Given records: Begin
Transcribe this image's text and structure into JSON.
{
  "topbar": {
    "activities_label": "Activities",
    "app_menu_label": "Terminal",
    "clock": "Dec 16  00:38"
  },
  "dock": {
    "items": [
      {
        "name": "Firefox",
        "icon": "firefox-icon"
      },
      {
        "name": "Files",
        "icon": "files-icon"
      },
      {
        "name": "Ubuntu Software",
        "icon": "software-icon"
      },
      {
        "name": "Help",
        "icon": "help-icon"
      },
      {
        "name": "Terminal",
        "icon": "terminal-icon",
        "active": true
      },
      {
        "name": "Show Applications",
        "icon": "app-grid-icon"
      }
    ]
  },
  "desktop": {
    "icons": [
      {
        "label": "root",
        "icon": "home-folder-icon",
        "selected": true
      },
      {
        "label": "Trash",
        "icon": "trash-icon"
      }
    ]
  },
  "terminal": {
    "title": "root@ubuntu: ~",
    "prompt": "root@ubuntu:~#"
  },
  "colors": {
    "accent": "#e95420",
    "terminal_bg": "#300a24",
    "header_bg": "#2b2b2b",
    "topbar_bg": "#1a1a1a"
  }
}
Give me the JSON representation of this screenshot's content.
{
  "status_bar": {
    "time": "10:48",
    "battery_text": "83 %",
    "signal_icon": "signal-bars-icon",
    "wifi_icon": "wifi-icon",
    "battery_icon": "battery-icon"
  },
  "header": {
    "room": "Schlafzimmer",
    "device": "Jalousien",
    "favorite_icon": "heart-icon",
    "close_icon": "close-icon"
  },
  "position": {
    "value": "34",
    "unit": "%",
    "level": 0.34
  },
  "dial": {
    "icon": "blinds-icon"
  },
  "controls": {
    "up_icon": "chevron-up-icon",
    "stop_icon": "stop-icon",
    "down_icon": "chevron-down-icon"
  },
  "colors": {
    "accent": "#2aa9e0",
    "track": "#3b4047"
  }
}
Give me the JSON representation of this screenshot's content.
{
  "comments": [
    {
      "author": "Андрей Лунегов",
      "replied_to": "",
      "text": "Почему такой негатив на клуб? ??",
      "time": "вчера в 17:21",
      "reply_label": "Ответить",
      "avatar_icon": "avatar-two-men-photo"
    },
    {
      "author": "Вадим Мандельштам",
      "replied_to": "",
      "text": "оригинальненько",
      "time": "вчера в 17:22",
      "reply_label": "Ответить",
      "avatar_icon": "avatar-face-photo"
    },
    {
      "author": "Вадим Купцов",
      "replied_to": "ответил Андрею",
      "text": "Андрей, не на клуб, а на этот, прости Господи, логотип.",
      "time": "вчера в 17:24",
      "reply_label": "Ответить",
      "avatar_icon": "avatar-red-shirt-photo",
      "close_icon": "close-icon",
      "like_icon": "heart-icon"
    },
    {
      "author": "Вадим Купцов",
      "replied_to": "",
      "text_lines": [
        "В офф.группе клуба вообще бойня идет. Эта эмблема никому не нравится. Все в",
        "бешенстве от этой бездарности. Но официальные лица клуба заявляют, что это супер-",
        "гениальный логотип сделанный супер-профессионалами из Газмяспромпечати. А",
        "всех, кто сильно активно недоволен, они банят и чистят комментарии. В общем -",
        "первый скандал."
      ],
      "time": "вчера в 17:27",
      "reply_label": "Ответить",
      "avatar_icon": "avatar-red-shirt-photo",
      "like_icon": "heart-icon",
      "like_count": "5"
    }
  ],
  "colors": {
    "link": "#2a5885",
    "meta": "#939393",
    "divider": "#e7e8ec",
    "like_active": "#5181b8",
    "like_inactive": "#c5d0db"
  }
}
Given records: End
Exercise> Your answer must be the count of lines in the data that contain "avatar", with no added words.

Result below> 4